Asked if he was pressured by Crist, Greer said: “I consulted with the governor, but I’m the chairman of the party.”
The party declined to comment on talk that candidates will be charged $100,000 to participate and delegates -- or “ambassadors” -- also may be charged an entry fee.
“We’re not releasing any cost estimates or fund-raising estimates at this point,” spokesman Jeff Sadosky said.
Republican National Committeewoman Sharon Day of Fort Lauderdale endorsed the decision to deep-six a straw poll.
“There’s not many times that a grass roots activist will have a front-row seat at one of the first presidential debates,” Day said. “To have Florida highlighted on prime time on Fox News -- with Republicans, Fox News is our red meat.”
A spokesman for former Massachusetts Gov. Mitt Romney said he did not consider the scrubbing of a straw poll to be a setback to his efforts to build a grass roots organization in the state.
“It’s not a surprise that other candidates’ camps are very relieved they don’t have to face Governor Romney and his organization in a Florida straw poll,’’ spokesman Kevin Madden said.
“Regardless, we’re still pleased with the prospect of going head-to-head with the other candidates in the Florida primary contest.”
The state GOP and the Fox network are still negotiating a number of details, including who will serve as moderator, the length of the program and whether candidates must be present in Orlando or can participate by satellite from other cities.
Greer said the Republican Party’s media consultant in arranging the debate is Jay Burmer, a former official in the attorney general’s office under Crist.
The debate is scheduled for Sunday, Oct. 21.Times political editor Adam C. Smith contributed to this report.
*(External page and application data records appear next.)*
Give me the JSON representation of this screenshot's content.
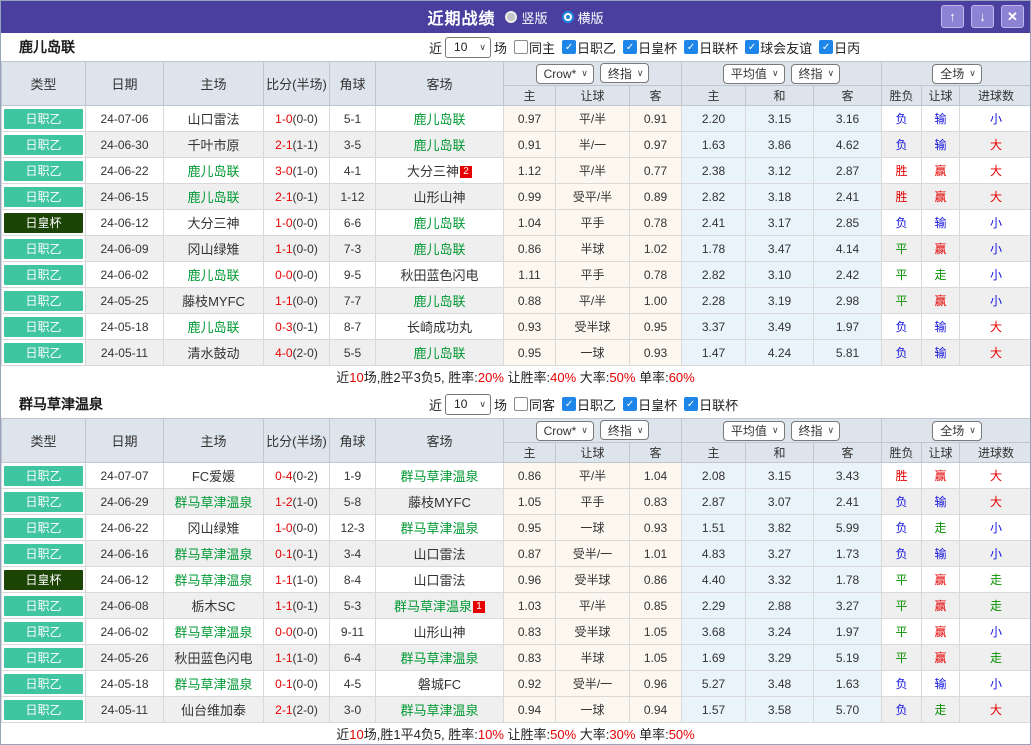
{
  "titlebar": {
    "title": "近期战绩",
    "radio_vertical": {
      "label": "竖版",
      "selected": false
    },
    "radio_horizontal": {
      "label": "横版",
      "selected": true
    },
    "up_icon": "↑",
    "down_icon": "↓",
    "close_icon": "✕"
  },
  "filter_labels": {
    "near": "近",
    "matches": "场",
    "count": "10"
  },
  "table_header": {
    "static_cols": [
      "类型",
      "日期",
      "主场",
      "比分(半场)",
      "角球",
      "客场"
    ],
    "dropdowns": {
      "bookmaker": "Crow*",
      "bookmaker_mode": "终指",
      "average": "平均值",
      "average_mode": "终指",
      "scope": "全场"
    },
    "sub_cols": [
      "主",
      "让球",
      "客",
      "主",
      "和",
      "客",
      "胜负",
      "让球",
      "进球数"
    ]
  },
  "sections": [
    {
      "team": "鹿儿岛联",
      "count": "10",
      "same_venue": {
        "label": "同主",
        "checked": false
      },
      "leagues": [
        {
          "label": "日职乙",
          "checked": true
        },
        {
          "label": "日皇杯",
          "checked": true
        },
        {
          "label": "日联杯",
          "checked": true
        },
        {
          "label": "球会友谊",
          "checked": true
        },
        {
          "label": "日丙",
          "checked": true
        }
      ],
      "rows": [
        {
          "type": "日职乙",
          "cup": false,
          "date": "24-07-06",
          "home": "山口雷法",
          "home_green": false,
          "home_badge": "",
          "score": "1-0",
          "half": "(0-0)",
          "corner": "5-1",
          "away": "鹿儿岛联",
          "away_green": true,
          "away_badge": "",
          "crow": [
            "0.97",
            "平/半",
            "0.91"
          ],
          "avg": [
            "2.20",
            "3.15",
            "3.16"
          ],
          "result": [
            [
              "负",
              "blue"
            ],
            [
              "输",
              "blue"
            ],
            [
              "小",
              "blue"
            ]
          ]
        },
        {
          "type": "日职乙",
          "cup": false,
          "date": "24-06-30",
          "home": "千叶市原",
          "home_green": false,
          "home_badge": "",
          "score": "2-1",
          "half": "(1-1)",
          "corner": "3-5",
          "away": "鹿儿岛联",
          "away_green": true,
          "away_badge": "",
          "crow": [
            "0.91",
            "半/一",
            "0.97"
          ],
          "avg": [
            "1.63",
            "3.86",
            "4.62"
          ],
          "result": [
            [
              "负",
              "blue"
            ],
            [
              "输",
              "blue"
            ],
            [
              "大",
              "red"
            ]
          ]
        },
        {
          "type": "日职乙",
          "cup": false,
          "date": "24-06-22",
          "home": "鹿儿岛联",
          "home_green": true,
          "home_badge": "",
          "score": "3-0",
          "half": "(1-0)",
          "corner": "4-1",
          "away": "大分三神",
          "away_green": false,
          "away_badge": "2",
          "crow": [
            "1.12",
            "平/半",
            "0.77"
          ],
          "avg": [
            "2.38",
            "3.12",
            "2.87"
          ],
          "result": [
            [
              "胜",
              "red"
            ],
            [
              "赢",
              "red"
            ],
            [
              "大",
              "red"
            ]
          ]
        },
        {
          "type": "日职乙",
          "cup": false,
          "date": "24-06-15",
          "home": "鹿儿岛联",
          "home_green": true,
          "home_badge": "",
          "score": "2-1",
          "half": "(0-1)",
          "corner": "1-12",
          "away": "山形山神",
          "away_green": false,
          "away_badge": "",
          "crow": [
            "0.99",
            "受平/半",
            "0.89"
          ],
          "avg": [
            "2.82",
            "3.18",
            "2.41"
          ],
          "result": [
            [
              "胜",
              "red"
            ],
            [
              "赢",
              "red"
            ],
            [
              "大",
              "red"
            ]
          ]
        },
        {
          "type": "日皇杯",
          "cup": true,
          "date": "24-06-12",
          "home": "大分三神",
          "home_green": false,
          "home_badge": "",
          "score": "1-0",
          "half": "(0-0)",
          "corner": "6-6",
          "away": "鹿儿岛联",
          "away_green": true,
          "away_badge": "",
          "crow": [
            "1.04",
            "平手",
            "0.78"
          ],
          "avg": [
            "2.41",
            "3.17",
            "2.85"
          ],
          "result": [
            [
              "负",
              "blue"
            ],
            [
              "输",
              "blue"
            ],
            [
              "小",
              "blue"
            ]
          ]
        },
        {
          "type": "日职乙",
          "cup": false,
          "date": "24-06-09",
          "home": "冈山绿雉",
          "home_green": false,
          "home_badge": "",
          "score": "1-1",
          "half": "(0-0)",
          "corner": "7-3",
          "away": "鹿儿岛联",
          "away_green": true,
          "away_badge": "",
          "crow": [
            "0.86",
            "半球",
            "1.02"
          ],
          "avg": [
            "1.78",
            "3.47",
            "4.14"
          ],
          "result": [
            [
              "平",
              "green"
            ],
            [
              "赢",
              "red"
            ],
            [
              "小",
              "blue"
            ]
          ]
        },
        {
          "type": "日职乙",
          "cup": false,
          "date": "24-06-02",
          "home": "鹿儿岛联",
          "home_green": true,
          "home_badge": "",
          "score": "0-0",
          "half": "(0-0)",
          "corner": "9-5",
          "away": "秋田蓝色闪电",
          "away_green": false,
          "away_badge": "",
          "crow": [
            "1.11",
            "平手",
            "0.78"
          ],
          "avg": [
            "2.82",
            "3.10",
            "2.42"
          ],
          "result": [
            [
              "平",
              "green"
            ],
            [
              "走",
              "green"
            ],
            [
              "小",
              "blue"
            ]
          ]
        },
        {
          "type": "日职乙",
          "cup": false,
          "date": "24-05-25",
          "home": "藤枝MYFC",
          "home_green": false,
          "home_badge": "",
          "score": "1-1",
          "half": "(0-0)",
          "corner": "7-7",
          "away": "鹿儿岛联",
          "away_green": true,
          "away_badge": "",
          "crow": [
            "0.88",
            "平/半",
            "1.00"
          ],
          "avg": [
            "2.28",
            "3.19",
            "2.98"
          ],
          "result": [
            [
              "平",
              "green"
            ],
            [
              "赢",
              "red"
            ],
            [
              "小",
              "blue"
            ]
          ]
        },
        {
          "type": "日职乙",
          "cup": false,
          "date": "24-05-18",
          "home": "鹿儿岛联",
          "home_green": true,
          "home_badge": "",
          "score": "0-3",
          "half": "(0-1)",
          "corner": "8-7",
          "away": "长崎成功丸",
          "away_green": false,
          "away_badge": "",
          "crow": [
            "0.93",
            "受半球",
            "0.95"
          ],
          "avg": [
            "3.37",
            "3.49",
            "1.97"
          ],
          "result": [
            [
              "负",
              "blue"
            ],
            [
              "输",
              "blue"
            ],
            [
              "大",
              "red"
            ]
          ]
        },
        {
          "type": "日职乙",
          "cup": false,
          "date": "24-05-11",
          "home": "清水鼓动",
          "home_green": false,
          "home_badge": "",
          "score": "4-0",
          "half": "(2-0)",
          "corner": "5-5",
          "away": "鹿儿岛联",
          "away_green": true,
          "away_badge": "",
          "crow": [
            "0.95",
            "一球",
            "0.93"
          ],
          "avg": [
            "1.47",
            "4.24",
            "5.81"
          ],
          "result": [
            [
              "负",
              "blue"
            ],
            [
              "输",
              "blue"
            ],
            [
              "大",
              "red"
            ]
          ]
        }
      ],
      "summary": [
        [
          "近",
          false
        ],
        [
          "10",
          true
        ],
        [
          "场,胜2平3负5, 胜率:",
          false
        ],
        [
          "20%",
          true
        ],
        [
          " 让胜率:",
          false
        ],
        [
          "40%",
          true
        ],
        [
          " 大率:",
          false
        ],
        [
          "50%",
          true
        ],
        [
          " 单率:",
          false
        ],
        [
          "60%",
          true
        ]
      ]
    },
    {
      "team": "群马草津温泉",
      "count": "10",
      "same_venue": {
        "label": "同客",
        "checked": false
      },
      "leagues": [
        {
          "label": "日职乙",
          "checked": true
        },
        {
          "label": "日皇杯",
          "checked": true
        },
        {
          "label": "日联杯",
          "checked": true
        }
      ],
      "rows": [
        {
          "type": "日职乙",
          "cup": false,
          "date": "24-07-07",
          "home": "FC爱媛",
          "home_green": false,
          "home_badge": "",
          "score": "0-4",
          "half": "(0-2)",
          "corner": "1-9",
          "away": "群马草津温泉",
          "away_green": true,
          "away_badge": "",
          "crow": [
            "0.86",
            "平/半",
            "1.04"
          ],
          "avg": [
            "2.08",
            "3.15",
            "3.43"
          ],
          "result": [
            [
              "胜",
              "red"
            ],
            [
              "赢",
              "red"
            ],
            [
              "大",
              "red"
            ]
          ]
        },
        {
          "type": "日职乙",
          "cup": false,
          "date": "24-06-29",
          "home": "群马草津温泉",
          "home_green": true,
          "home_badge": "",
          "score": "1-2",
          "half": "(1-0)",
          "corner": "5-8",
          "away": "藤枝MYFC",
          "away_green": false,
          "away_badge": "",
          "crow": [
            "1.05",
            "平手",
            "0.83"
          ],
          "avg": [
            "2.87",
            "3.07",
            "2.41"
          ],
          "result": [
            [
              "负",
              "blue"
            ],
            [
              "输",
              "blue"
            ],
            [
              "大",
              "red"
            ]
          ]
        },
        {
          "type": "日职乙",
          "cup": false,
          "date": "24-06-22",
          "home": "冈山绿雉",
          "home_green": false,
          "home_badge": "",
          "score": "1-0",
          "half": "(0-0)",
          "corner": "12-3",
          "away": "群马草津温泉",
          "away_green": true,
          "away_badge": "",
          "crow": [
            "0.95",
            "一球",
            "0.93"
          ],
          "avg": [
            "1.51",
            "3.82",
            "5.99"
          ],
          "result": [
            [
              "负",
              "blue"
            ],
            [
              "走",
              "green"
            ],
            [
              "小",
              "blue"
            ]
          ]
        },
        {
          "type": "日职乙",
          "cup": false,
          "date": "24-06-16",
          "home": "群马草津温泉",
          "home_green": true,
          "home_badge": "",
          "score": "0-1",
          "half": "(0-1)",
          "corner": "3-4",
          "away": "山口雷法",
          "away_green": false,
          "away_badge": "",
          "crow": [
            "0.87",
            "受半/一",
            "1.01"
          ],
          "avg": [
            "4.83",
            "3.27",
            "1.73"
          ],
          "result": [
            [
              "负",
              "blue"
            ],
            [
              "输",
              "blue"
            ],
            [
              "小",
              "blue"
            ]
          ]
        },
        {
          "type": "日皇杯",
          "cup": true,
          "date": "24-06-12",
          "home": "群马草津温泉",
          "home_green": true,
          "home_badge": "",
          "score": "1-1",
          "half": "(1-0)",
          "corner": "8-4",
          "away": "山口雷法",
          "away_green": false,
          "away_badge": "",
          "crow": [
            "0.96",
            "受半球",
            "0.86"
          ],
          "avg": [
            "4.40",
            "3.32",
            "1.78"
          ],
          "result": [
            [
              "平",
              "green"
            ],
            [
              "赢",
              "red"
            ],
            [
              "走",
              "green"
            ]
          ]
        },
        {
          "type": "日职乙",
          "cup": false,
          "date": "24-06-08",
          "home": "栃木SC",
          "home_green": false,
          "home_badge": "",
          "score": "1-1",
          "half": "(0-1)",
          "corner": "5-3",
          "away": "群马草津温泉",
          "away_green": true,
          "away_badge": "1",
          "crow": [
            "1.03",
            "平/半",
            "0.85"
          ],
          "avg": [
            "2.29",
            "2.88",
            "3.27"
          ],
          "result": [
            [
              "平",
              "green"
            ],
            [
              "赢",
              "red"
            ],
            [
              "走",
              "green"
            ]
          ]
        },
        {
          "type": "日职乙",
          "cup": false,
          "date": "24-06-02",
          "home": "群马草津温泉",
          "home_green": true,
          "home_badge": "",
          "score": "0-0",
          "half": "(0-0)",
          "corner": "9-11",
          "away": "山形山神",
          "away_green": false,
          "away_badge": "",
          "crow": [
            "0.83",
            "受半球",
            "1.05"
          ],
          "avg": [
            "3.68",
            "3.24",
            "1.97"
          ],
          "result": [
            [
              "平",
              "green"
            ],
            [
              "赢",
              "red"
            ],
            [
              "小",
              "blue"
            ]
          ]
        },
        {
          "type": "日职乙",
          "cup": false,
          "date": "24-05-26",
          "home": "秋田蓝色闪电",
          "home_green": false,
          "home_badge": "",
          "score": "1-1",
          "half": "(1-0)",
          "corner": "6-4",
          "away": "群马草津温泉",
          "away_green": true,
          "away_badge": "",
          "crow": [
            "0.83",
            "半球",
            "1.05"
          ],
          "avg": [
            "1.69",
            "3.29",
            "5.19"
          ],
          "result": [
            [
              "平",
              "green"
            ],
            [
              "赢",
              "red"
            ],
            [
              "走",
              "green"
            ]
          ]
        },
        {
          "type": "日职乙",
          "cup": false,
          "date": "24-05-18",
          "home": "群马草津温泉",
          "home_green": true,
          "home_badge": "",
          "score": "0-1",
          "half": "(0-0)",
          "corner": "4-5",
          "away": "磐城FC",
          "away_green": false,
          "away_badge": "",
          "crow": [
            "0.92",
            "受半/一",
            "0.96"
          ],
          "avg": [
            "5.27",
            "3.48",
            "1.63"
          ],
          "result": [
            [
              "负",
              "blue"
            ],
            [
              "输",
              "blue"
            ],
            [
              "小",
              "blue"
            ]
          ]
        },
        {
          "type": "日职乙",
          "cup": false,
          "date": "24-05-11",
          "home": "仙台维加泰",
          "home_green": false,
          "home_badge": "",
          "score": "2-1",
          "half": "(2-0)",
          "corner": "3-0",
          "away": "群马草津温泉",
          "away_green": true,
          "away_badge": "",
          "crow": [
            "0.94",
            "一球",
            "0.94"
          ],
          "avg": [
            "1.57",
            "3.58",
            "5.70"
          ],
          "result": [
            [
              "负",
              "blue"
            ],
            [
              "走",
              "green"
            ],
            [
              "大",
              "red"
            ]
          ]
        }
      ],
      "summary": [
        [
          "近",
          false
        ],
        [
          "10",
          true
        ],
        [
          "场,胜1平4负5, 胜率:",
          false
        ],
        [
          "10%",
          true
        ],
        [
          " 让胜率:",
          false
        ],
        [
          "50%",
          true
        ],
        [
          " 大率:",
          false
        ],
        [
          "30%",
          true
        ],
        [
          " 单率:",
          false
        ],
        [
          "50%",
          true
        ]
      ]
    }
  ]
}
Steve Bousquet can be reached at email@example.com or (850) 224-7263.
[Last modified February 19, 2007, 19:50:43]
[an error occurred while processing this directive]